The comparison is pretty dramatic. The Eagle Nebula is mostly a Ha emission object and a perfect candidate for the filter. The reddish nebulosity is significantly more visible with the filter than without. So when a clear night comes along, the Moon won't stop me anymore!
Ever wonder how astronomical objects got their name? Dottie convinced our cat Mars to demonstrate how the Cat's Paw Nebula got its name. Of course, now Mars wants me to rename the nebula the "Mars Paw Nebula"!
The Cat's Paw nebula (NGC 6334) is located in the lower part of Scorpio, near the "stinger", and is actually pretty big... larger than a full moon. This area of gas and dust is an active star forming region. The nebula is too dim to see with the eye but a long camera exposure easily reveals it.
While Comet NEOWISE (C/2020 F3) continues to be a wonderful sight in the evening sky, I'm reminded of how weather dependent astronomy is. Here in New Mexico we're in the monsoon season. And true to its form, our night sky has been totally clouded out for the past several nights. Finally, on Tuesday the forecast for that night had improved to "mostly cloudy".
It was five days ago that I took a picture of the comet so I planned to set up my photo rig in hopes of getting a new image tonight. About sunset I started setting up the equipment: finding a good spot in the yard to see low to the northwest horizon, setting up and leveling the iOptron ZEQ-25 telescope mount, attaching the camera and connecting it to the laptop computer. By the time my neighbor Joe came over to watch the comet it was dark enough that I could polar align and synchronize the mount to the sky.

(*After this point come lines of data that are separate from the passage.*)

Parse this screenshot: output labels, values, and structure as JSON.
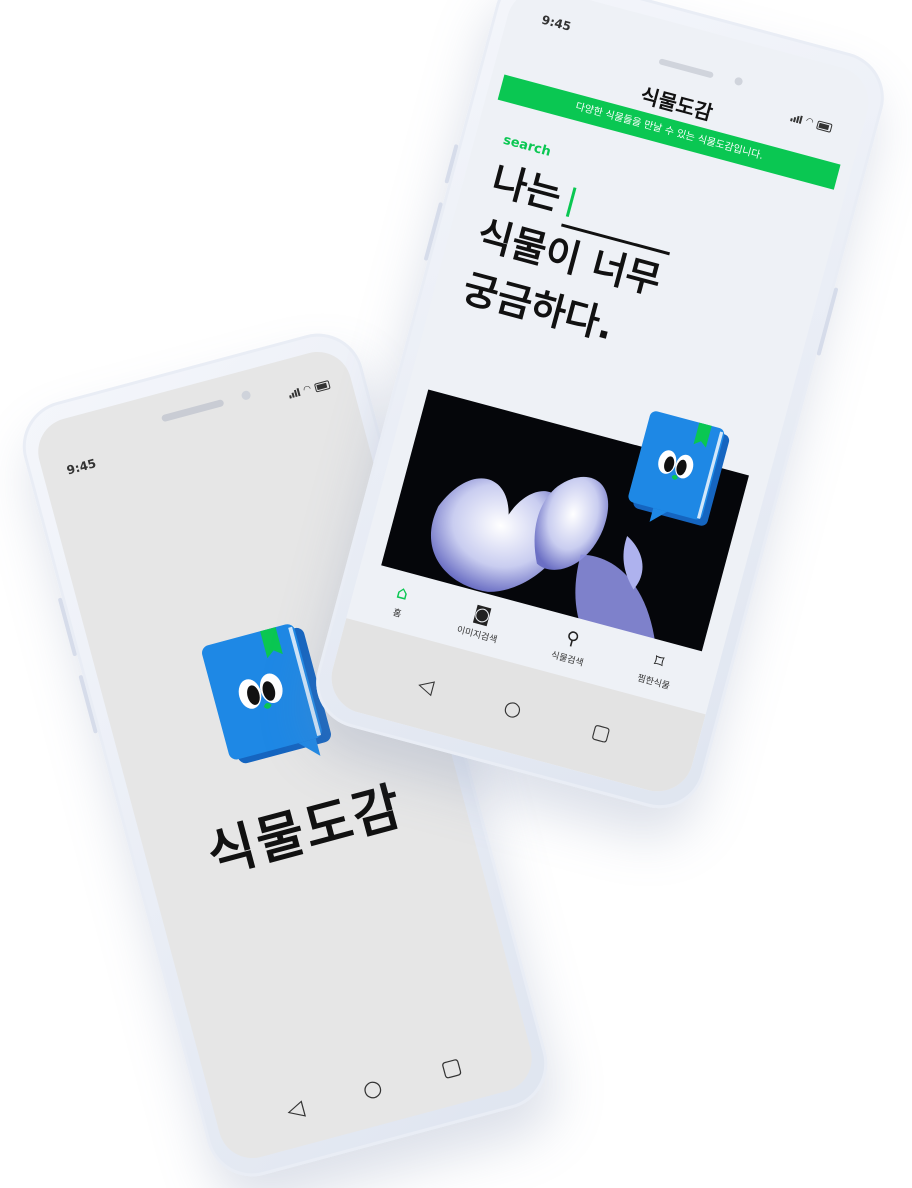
{
  "splash_phone": {
    "time": "9:45",
    "app_name": "식물도감",
    "nav": {
      "back_icon": "triangle-back-icon",
      "home_icon": "circle-home-icon",
      "recent_icon": "square-recent-icon"
    }
  },
  "main_phone": {
    "time": "9:45",
    "title": "식물도감",
    "banner": "다양한 식물들을 만날 수 있는 식물도감입니다.",
    "search_label": "search",
    "headline": {
      "line1": "나는",
      "line2": "식물이 너무",
      "line3": "궁금하다."
    },
    "tabs": [
      {
        "label": "홈",
        "icon": "home-icon"
      },
      {
        "label": "이미지검색",
        "icon": "camera-icon"
      },
      {
        "label": "식물검색",
        "icon": "search-icon"
      },
      {
        "label": "찜한식물",
        "icon": "bookmark-icon"
      }
    ]
  },
  "colors": {
    "accent_green": "#0ac752",
    "book_blue": "#1e88e5",
    "splash_bg": "#e6e6e6"
  }
}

As it got darker, we waited... and waited. Every now and then a portion of the comet would appear among the clouds. Each time I'd start a sequence of image exposures in hopes of getting something useful. A few times it cleared enough that we could see the comet and its dust tail with the naked eye. Joe finally got to see why Neowise was special.
Even though the sky wasn't cloud-free, this image of Neowise nicely shows the comet's yellowish dust tail and bluish ion tail. And, in a way, the clouds add an interesting dimension to the picture.
Comet NEOWISE (C/2020 F3) has blossomed into a fine sight right now in the early evening sky. Dottie and I watched it last night and it was obvious low on the northwest horizon. Here in our dark skies I estimated that the tail was about six degrees long to the unaided eye.
Since the comet is very low in the sky I set up a photo rig on the driveway where I could see down to the horizon. I can't actually image that low from the observatory. This picture was taken at 9:18, about an hour after sunset, so it wasn't totally dark yet. Even though some clouds are in the way, a good amount of its dust tail is visible.
Thirty minutes later the sky was almost totally dark and the dim parts of the comet popped out. Now both the yellowish dust tail and the bluish ion tail really stand out and are very long. Jump over to the Solar System astrophoto page to see this image. Urban light pollution will mask the fainter parts of the comet too. So if possible, go to a darker location to view this wonderful comet. You'll see a whole lot more of it!
Astronomy and music go together... right? Well, I think so anyway. So I regularly have music playing in the observatory when I'm out there taking pictures. Dottie and my favorite pianist/composer is Robin Spielberg and I thought her song Spellbound would be a perfect match for an astronomy slideshow. So I put together a music video using some of my astronomy photos set to Spellbound.
Dottie and I met Robin about a year ago and shortly into a conversation I learned she loves astronomy pictures. Since then Robin has been enjoying my astronomy photos that I've shared with her. When I sent Robin my Spellbound Nights video she posted it on her YouTube Channel as the "Spellbound - Official Video". How cool is that!
Here's a link to the Spellbound music video. Take a look!